__What to do__.
Line count for "TECNOLOGIA": tally the lines of the records below that contain it, and give only that number.

__Supplied data__.
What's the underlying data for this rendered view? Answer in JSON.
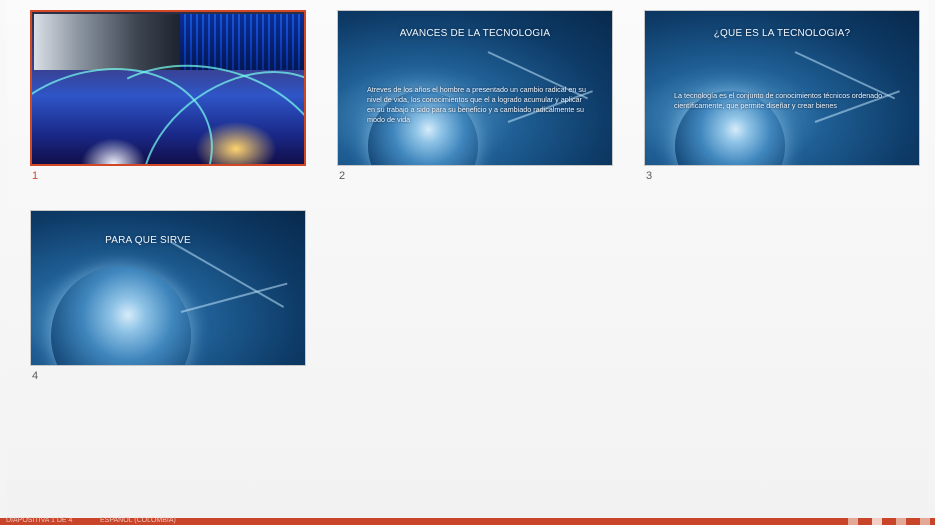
{
  "sorter": {
    "slides": [
      {
        "number": "1",
        "title": "",
        "body": "",
        "selected": true
      },
      {
        "number": "2",
        "title": "AVANCES DE LA TECNOLOGIA",
        "body": "Atreves de los años el hombre a presentado un cambio radical en su nivel de vida, los conocimientos que el a logrado acumular y aplicar en su trabajo a sido para su beneficio y a cambiado radicalmente su modo de vida"
      },
      {
        "number": "3",
        "title": "¿QUE ES LA TECNOLOGIA?",
        "body": "La tecnología es el conjunto de conocimientos técnicos ordenado científicamente, que permite diseñar y crear bienes"
      },
      {
        "number": "4",
        "title": "PARA QUE SIRVE",
        "body": ""
      }
    ]
  },
  "statusbar": {
    "color": "#c9452a",
    "slide_info": "DIAPOSITIVA 1 DE 4",
    "language": "ESPAÑOL (COLOMBIA)",
    "views": [
      "normal-view-icon",
      "slide-sorter-view-icon",
      "reading-view-icon",
      "slideshow-icon"
    ]
  },
  "accent": "#d24726"
}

__Your solution__.
2